School Daze

First published in West Briton 14 April 2011 and Little White Lies
Whether featuring in Rebel Without a Cause, Heathers, Rushmore, Grease or the more recent all-singing-and-dancing High School Musical and small screen counterpart Glee, the high school remains one of the most well-trodden locations of American cinema. The setting offers plenty of easy to grasp archetypes – the Freaks & Geeks, in the parlance of Judd Apatow’s well-observed (and highly recommended) TV series – but it is in the shared experience that these films truly win over their audience. By riffing on the commonalities between our lives and those coming of age on screen, the films ensure that no member of the audience is ever entirely excluded from its drama.

The Breakfast Club, written and directed by John Hughes, offers perhaps the definitive lesson of the genre. Coincidentally shot in the same Illinois high school as Ferris Bueller’s Day Off, five teenagers are tasked by the evil Principal Vernon to define themselves in a 1000-word essay, to be written during their nine hours spent together in a Saturday detention. As the day progresses the five realise that more unites than separates them. As Anthony Michael Hall’s ‘Brain’ Johnson explains in a letter to Vernon, each are far more than simply “a brain, an athlete, a basket case, a princess and a criminal” before noting, “in the end, you learn maybe we’re more alike than we realize, and that’s kind of cool.” How’s that for a unifying message?

In her 2007 documentary American Teen, filmmaker Nanette Burstein took up residence in Warsaw, Indiana to record the escapades of high school students Hannah, Colin, Megan, Mitch and Jake. Perhaps surprisingly, the five central characters initially slip neatly into those hardy archetypes of The Breakfast Club – brain, beauty, jock, rebel and recluse. Like its fictional predecessor however, the film triumphs through its exploration of the cracks that fall between these definitions, whether that’s the jock caught between his team and college recruiters, or the heartthrob who reveals a soft centre. The star of the piece is Hannah, who dreams of abandoning the mid-west not to rebel, but fit in; ostracised in Indiana, she hopes to find like-minded liberals in California.

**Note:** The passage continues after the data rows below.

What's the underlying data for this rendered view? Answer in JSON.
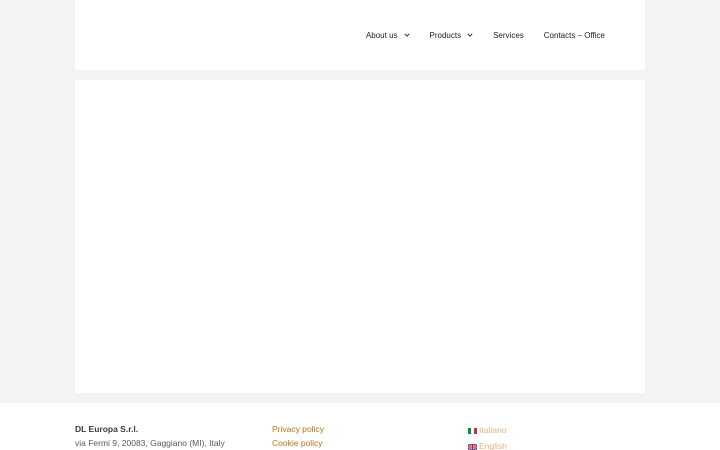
{
  "header": {
    "nav": [
      {
        "label": "About us",
        "has_dropdown": true
      },
      {
        "label": "Products",
        "has_dropdown": true
      },
      {
        "label": "Services",
        "has_dropdown": false
      },
      {
        "label": "Contacts – Office",
        "has_dropdown": false
      }
    ]
  },
  "footer": {
    "company_name": "DL Europa S.r.l.",
    "address": "via Fermi 9, 20083, Gaggiano (MI), Italy",
    "links": {
      "privacy": "Privacy policy",
      "cookie": "Cookie policy"
    },
    "languages": [
      {
        "label": "Italiano",
        "flag": "italy-flag-icon"
      },
      {
        "label": "English",
        "flag": "uk-flag-icon"
      }
    ]
  },
  "colors": {
    "background": "#f3f3f3",
    "panel": "#ffffff",
    "link": "#b8731e",
    "language_link": "#e0b48a"
  }
}
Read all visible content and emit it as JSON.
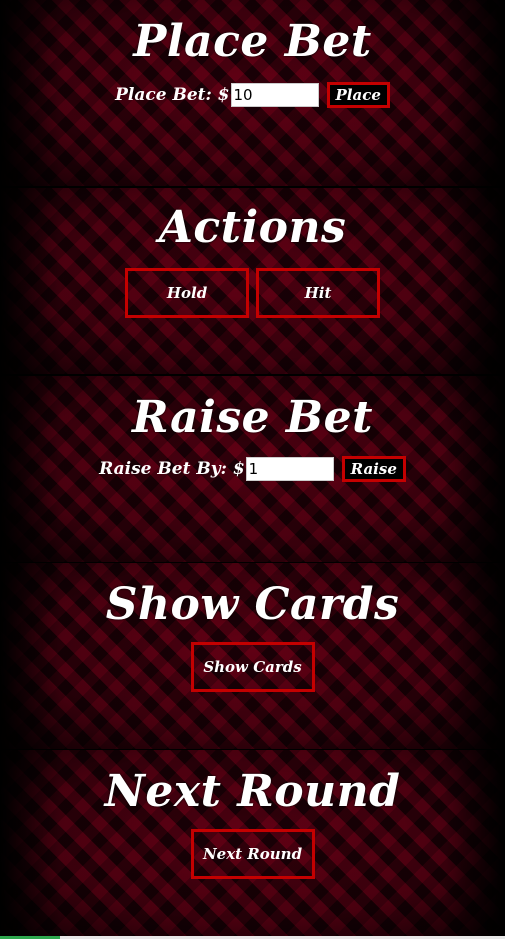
{
  "place_bet": {
    "title": "Place Bet",
    "label": "Place Bet: $",
    "input_value": "10",
    "button": "Place"
  },
  "actions": {
    "title": "Actions",
    "hold_button": "Hold",
    "hit_button": "Hit"
  },
  "raise_bet": {
    "title": "Raise Bet",
    "label": "Raise Bet By: $",
    "input_value": "1",
    "button": "Raise"
  },
  "show_cards": {
    "title": "Show Cards",
    "button": "Show Cards"
  },
  "next_round": {
    "title": "Next Round",
    "button": "Next Round"
  },
  "colors": {
    "button_border": "#c40000",
    "background": "#000000",
    "pattern": "#7a0019"
  }
}
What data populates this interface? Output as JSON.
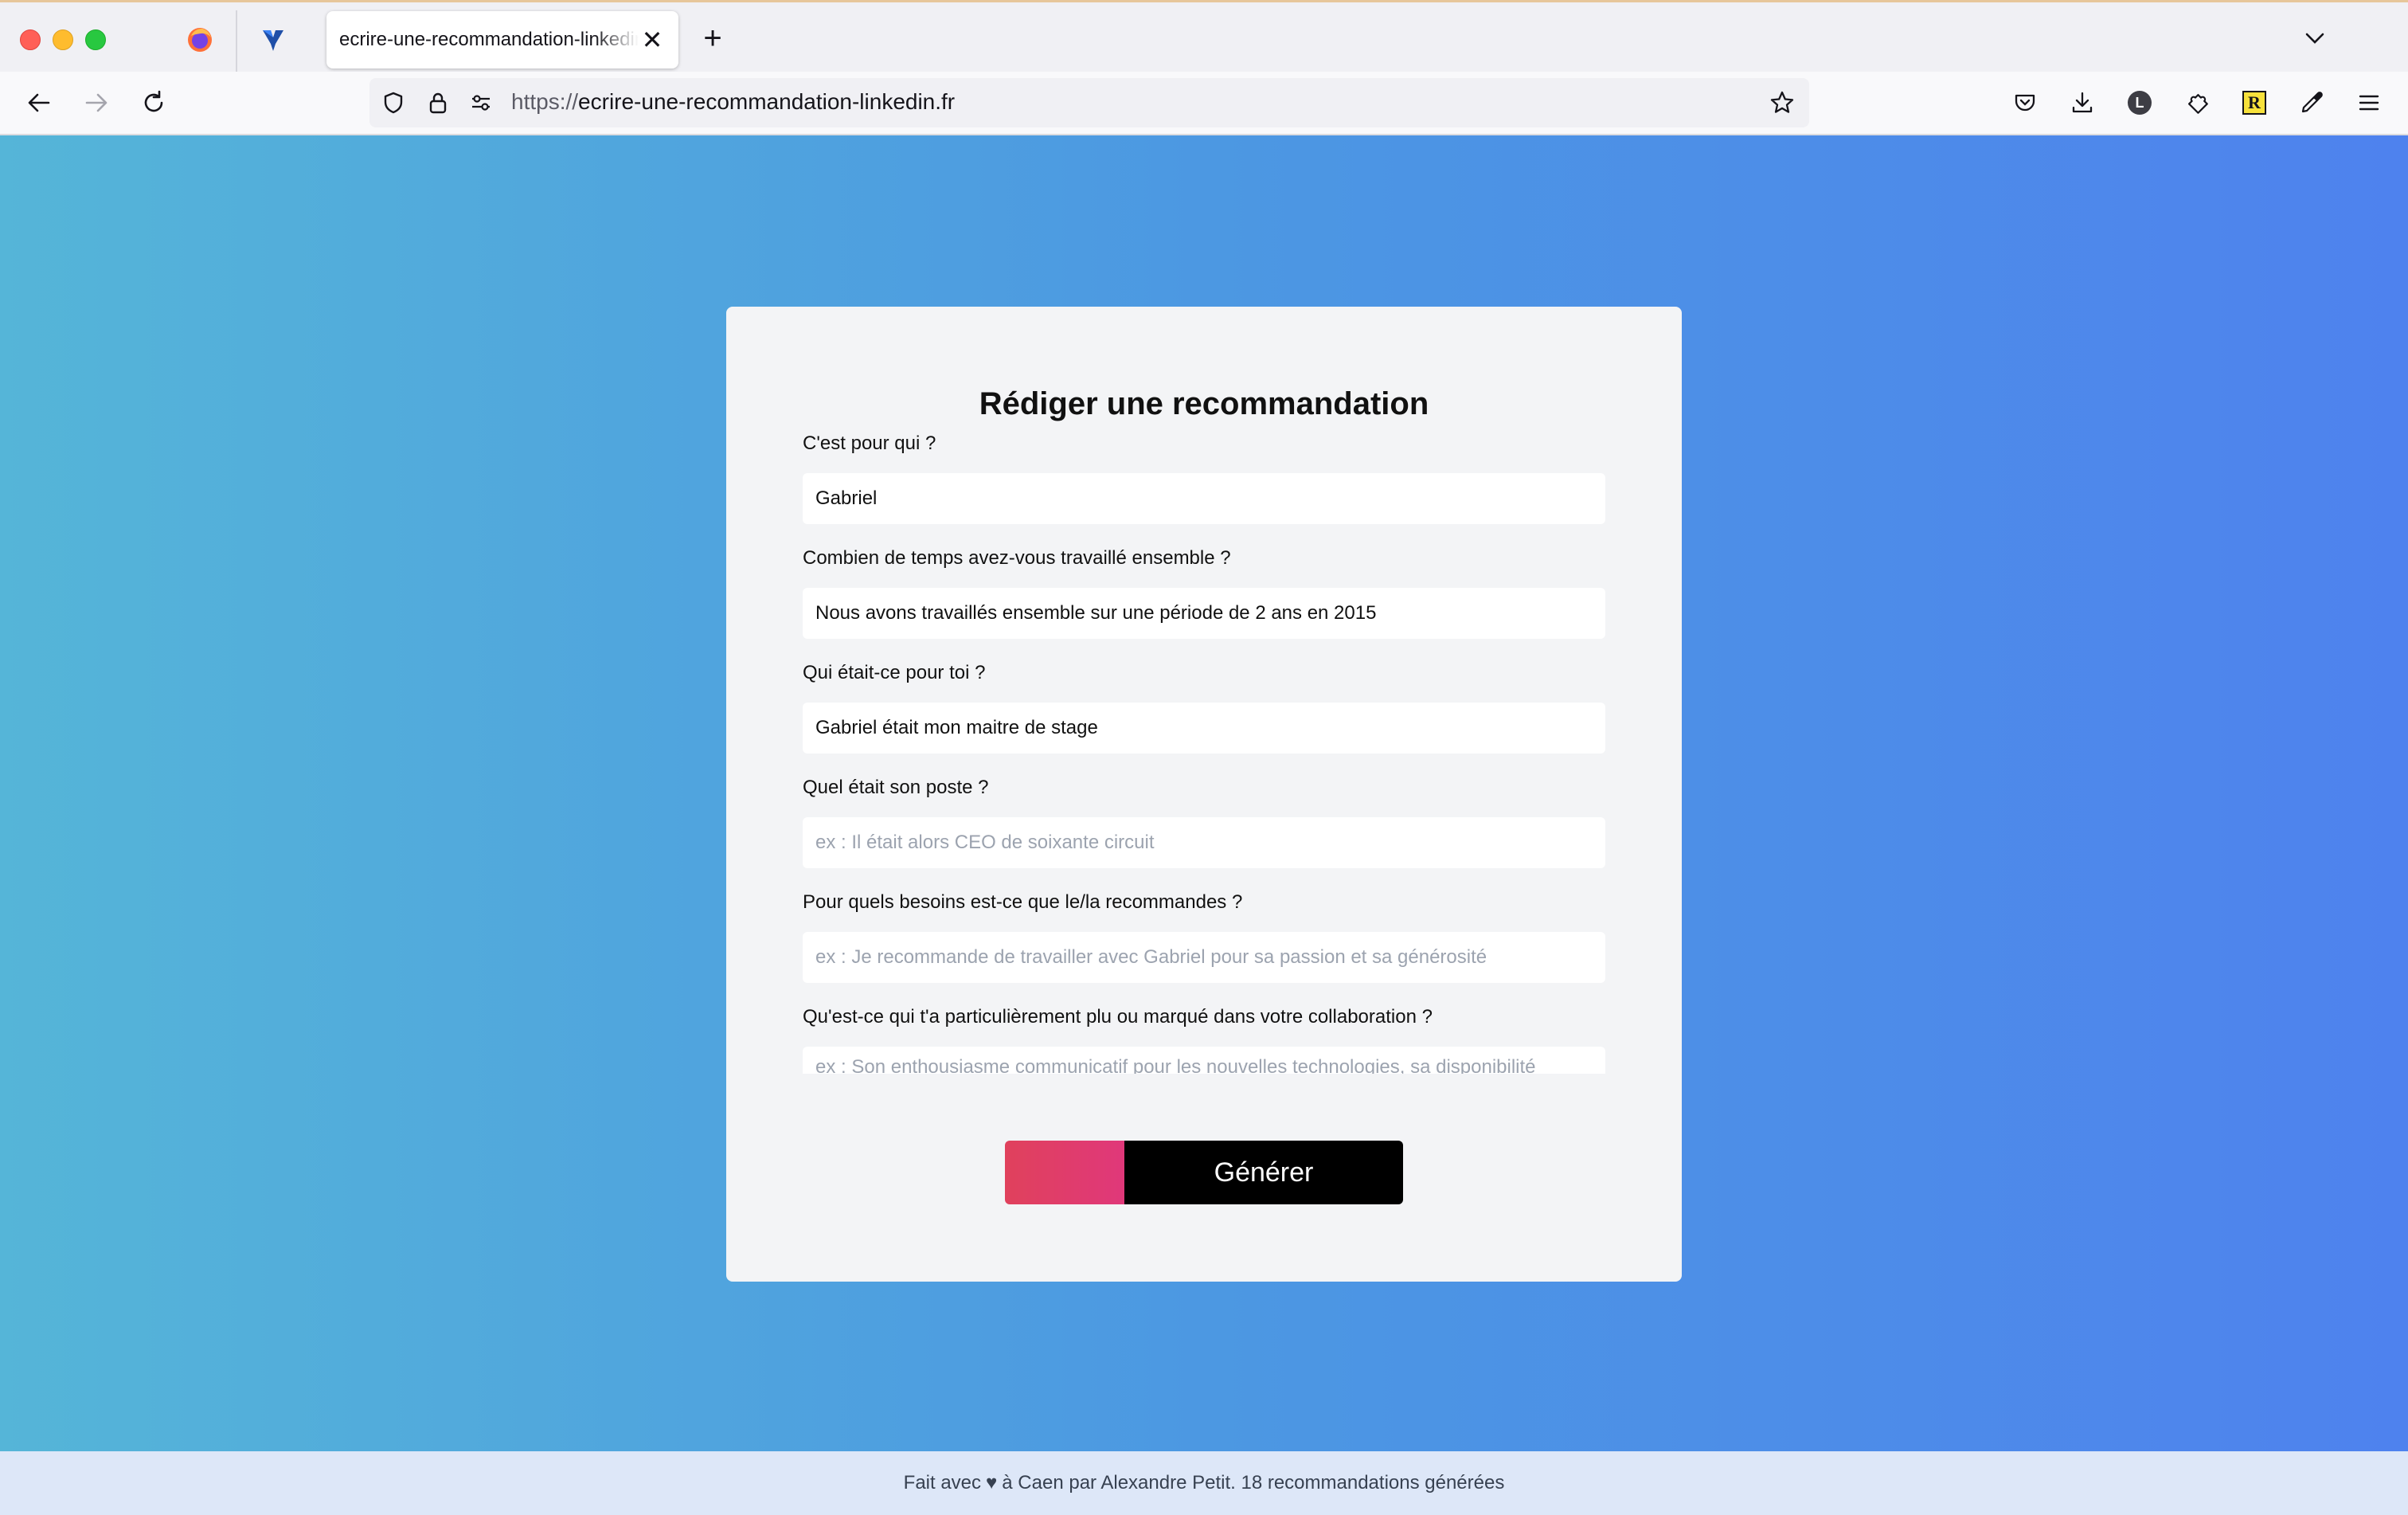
{
  "browser": {
    "tab_title": "ecrire-une-recommandation-linkedin.fr",
    "tab_close": "✕",
    "new_tab": "+",
    "url_scheme": "https://",
    "url_host": "ecrire-une-recommandation-linkedin.fr",
    "extension_r": "R",
    "extension_l": "L"
  },
  "form": {
    "title": "Rédiger une recommandation",
    "fields": [
      {
        "label": "C'est pour qui ?",
        "value": "Gabriel",
        "placeholder": ""
      },
      {
        "label": "Combien de temps avez-vous travaillé ensemble ?",
        "value": "Nous avons travaillés ensemble sur une période de 2 ans en 2015",
        "placeholder": ""
      },
      {
        "label": "Qui était-ce pour toi ?",
        "value": "Gabriel était mon maitre de stage",
        "placeholder": ""
      },
      {
        "label": "Quel était son poste ?",
        "value": "",
        "placeholder": "ex : Il était alors CEO de soixante circuit"
      },
      {
        "label": "Pour quels besoins est-ce que le/la recommandes ?",
        "value": "",
        "placeholder": "ex : Je recommande de travailler avec Gabriel pour sa passion et sa générosité"
      },
      {
        "label": "Qu'est-ce qui t'a particulièrement plu ou marqué dans votre collaboration ?",
        "value": "",
        "placeholder": "ex : Son enthousiasme communicatif pour les nouvelles technologies, sa disponibilité"
      }
    ],
    "submit_label": "Générer"
  },
  "footer": {
    "prefix": "Fait avec",
    "heart": "♥",
    "suffix": "à Caen par Alexandre Petit. 18 recommandations générées"
  },
  "colors": {
    "gradient_start": "#55b5d8",
    "gradient_end": "#4e82ee",
    "button_accent": "#e0415c",
    "button_bg": "#000000"
  }
}
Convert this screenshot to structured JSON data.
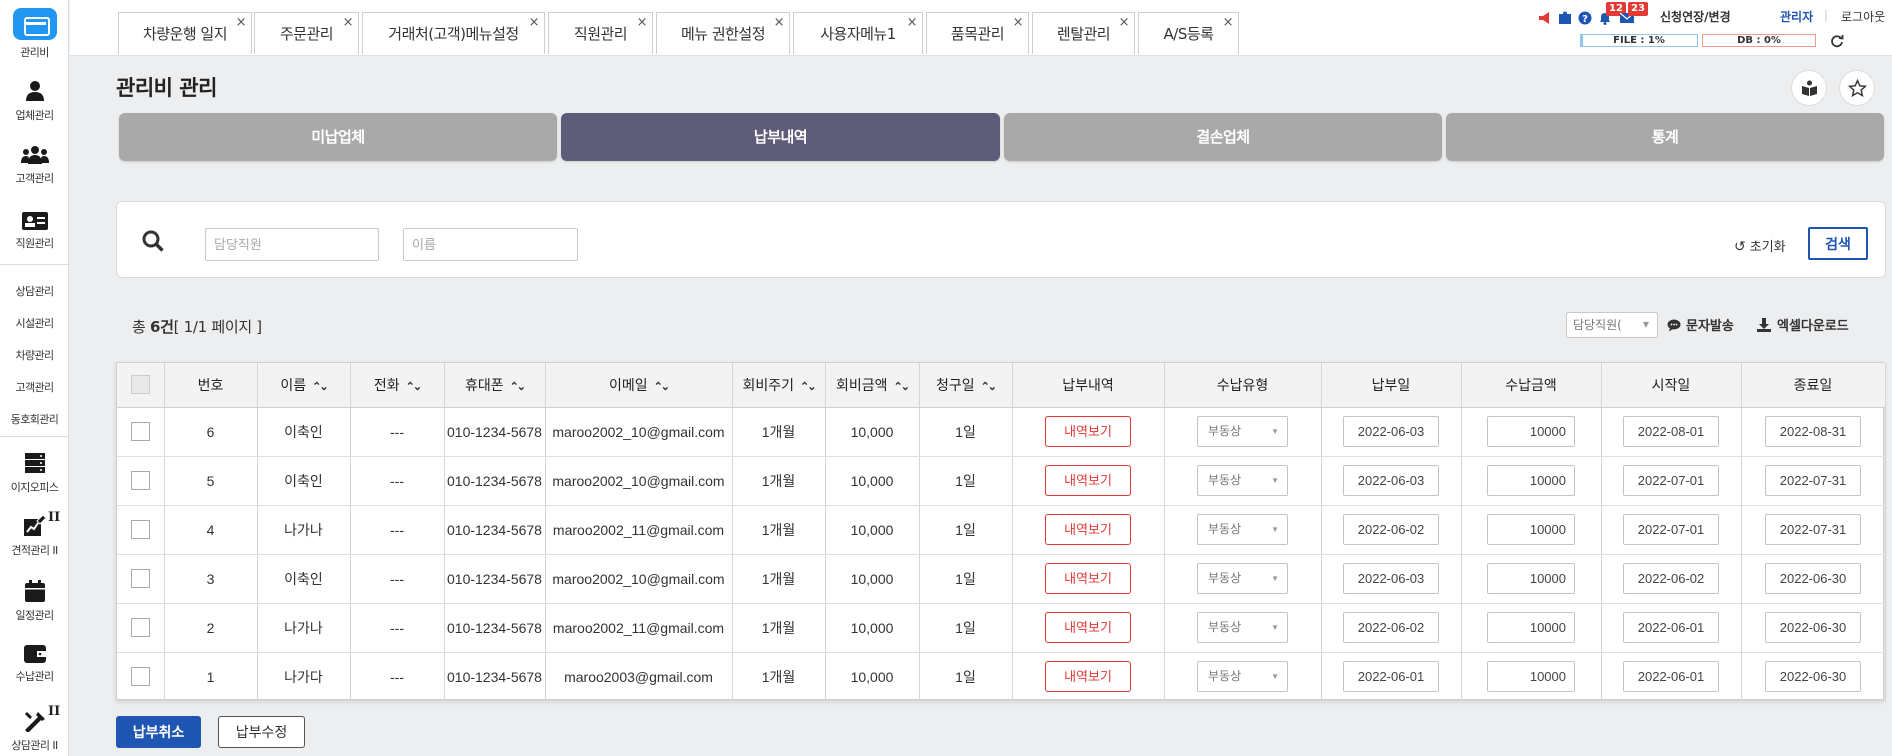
{
  "sidebar": {
    "items": [
      {
        "label": "관리비",
        "icon": "card-icon"
      },
      {
        "label": "업체관리",
        "icon": "person-icon"
      },
      {
        "label": "고객관리",
        "icon": "group-icon"
      },
      {
        "label": "직원관리",
        "icon": "id-card-icon"
      }
    ],
    "text_items": [
      "상담관리",
      "시설관리",
      "차량관리",
      "고객관리",
      "동호회관리"
    ],
    "lower_items": [
      {
        "label": "이지오피스",
        "icon": "server-icon"
      },
      {
        "label": "견적관리 II",
        "icon": "edit-chart-icon",
        "badge": "II"
      },
      {
        "label": "일정관리",
        "icon": "calendar-icon"
      },
      {
        "label": "수납관리",
        "icon": "wallet-icon"
      },
      {
        "label": "상담관리 II",
        "icon": "tools-icon",
        "badge": "II"
      }
    ]
  },
  "top_tabs": [
    "차량운행 일지",
    "주문관리",
    "거래처(고객)메뉴설정",
    "직원관리",
    "메뉴 권한설정",
    "사용자메뉴1",
    "품목관리",
    "렌탈관리",
    "A/S등록"
  ],
  "header_right": {
    "notification_count": "12",
    "message_count": "23",
    "extend_label": "신청연장/변경",
    "user_label": "관리자",
    "logout_label": "로그아웃",
    "file_meter": "FILE : 1%",
    "db_meter": "DB : 0%"
  },
  "page": {
    "title": "관리비 관리",
    "seg_tabs": [
      "미납업체",
      "납부내역",
      "결손업체",
      "통계"
    ],
    "active_tab": "납부내역"
  },
  "search": {
    "staff_placeholder": "담당직원",
    "name_placeholder": "이름",
    "reset_label": "초기화",
    "search_label": "검색"
  },
  "summary": {
    "prefix": "총 ",
    "count": "6건",
    "pages": "[ 1/1 페이지 ]",
    "staff_select": "담당직원(",
    "sms_label": "문자발송",
    "excel_label": "엑셀다운로드"
  },
  "table": {
    "headers": [
      "번호",
      "이름",
      "전화",
      "휴대폰",
      "이메일",
      "회비주기",
      "회비금액",
      "청구일",
      "납부내역",
      "수납유형",
      "납부일",
      "수납금액",
      "시작일",
      "종료일"
    ],
    "history_label": "내역보기",
    "rows": [
      {
        "no": "6",
        "name": "이축인",
        "phone": "---",
        "mobile": "010-1234-5678",
        "email": "maroo2002_10@gmail.com",
        "cycle": "1개월",
        "fee": "10,000",
        "bill_day": "1일",
        "pay_type": "부동상",
        "pay_date": "2022-06-03",
        "amount": "10000",
        "start": "2022-08-01",
        "end": "2022-08-31"
      },
      {
        "no": "5",
        "name": "이축인",
        "phone": "---",
        "mobile": "010-1234-5678",
        "email": "maroo2002_10@gmail.com",
        "cycle": "1개월",
        "fee": "10,000",
        "bill_day": "1일",
        "pay_type": "부동상",
        "pay_date": "2022-06-03",
        "amount": "10000",
        "start": "2022-07-01",
        "end": "2022-07-31"
      },
      {
        "no": "4",
        "name": "나가나",
        "phone": "---",
        "mobile": "010-1234-5678",
        "email": "maroo2002_11@gmail.com",
        "cycle": "1개월",
        "fee": "10,000",
        "bill_day": "1일",
        "pay_type": "부동상",
        "pay_date": "2022-06-02",
        "amount": "10000",
        "start": "2022-07-01",
        "end": "2022-07-31"
      },
      {
        "no": "3",
        "name": "이축인",
        "phone": "---",
        "mobile": "010-1234-5678",
        "email": "maroo2002_10@gmail.com",
        "cycle": "1개월",
        "fee": "10,000",
        "bill_day": "1일",
        "pay_type": "부동상",
        "pay_date": "2022-06-03",
        "amount": "10000",
        "start": "2022-06-02",
        "end": "2022-06-30"
      },
      {
        "no": "2",
        "name": "나가나",
        "phone": "---",
        "mobile": "010-1234-5678",
        "email": "maroo2002_11@gmail.com",
        "cycle": "1개월",
        "fee": "10,000",
        "bill_day": "1일",
        "pay_type": "부동상",
        "pay_date": "2022-06-02",
        "amount": "10000",
        "start": "2022-06-01",
        "end": "2022-06-30"
      },
      {
        "no": "1",
        "name": "나가다",
        "phone": "---",
        "mobile": "010-1234-5678",
        "email": "maroo2003@gmail.com",
        "cycle": "1개월",
        "fee": "10,000",
        "bill_day": "1일",
        "pay_type": "부동상",
        "pay_date": "2022-06-01",
        "amount": "10000",
        "start": "2022-06-01",
        "end": "2022-06-30"
      }
    ]
  },
  "footer": {
    "cancel_label": "납부취소",
    "edit_label": "납부수정"
  },
  "colors": {
    "accent": "#2196f3",
    "active_tab": "#5e5c78",
    "primary_button": "#1f56b3",
    "history_red": "#e53935"
  }
}
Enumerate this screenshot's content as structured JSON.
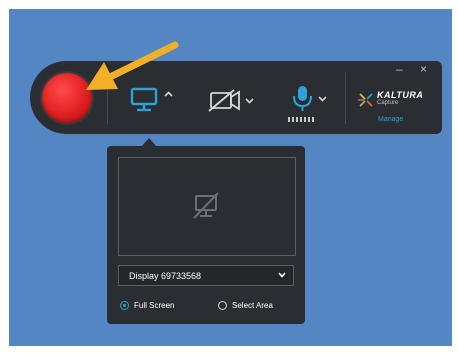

This ambition echoes that of the characters that populate Peter Bogdanovich’s 1971 movie The Last Picture Show, re-released in cinemas this week. Set in the dead end Texan town of Anarene, the film features an almost unrecognisable Jeff Bridges in one of his earliest roles – Duane Jackson, captain of the school football team. Though set in the early 1950s, the film privileges everything that remains important to teenagers with music, movies, heartbreak and motor cars all featuring prominently but, as in all the best high school movies, the film also considers those more pressing questions – how do we get out of this place, and what will become of us? As Sam the Lion, owner of the town’s teenage hangouts, says in his heartrending monologue, “I’m just as sentimental as the next fellah, when it comes to old times.” To paraphrase George Bernard Shaw, “youth is wasted on the young.”

The Last Picture Show opens Friday in selected cinemas. The Breakfast Club and American Teen are both available on DVD.

About Kingsley Marshall

Kingsley Marshall is Director of the School of Film & Television at Falmouth University. He also works as a journalist, contributing film, music and video game criticism, features and reviews to Clash, Little White Lies, Shook and Big Screen magazines in the UK, Sabotage Times online and Magnetic overseas. He can be found on Twitter as @kingsleydc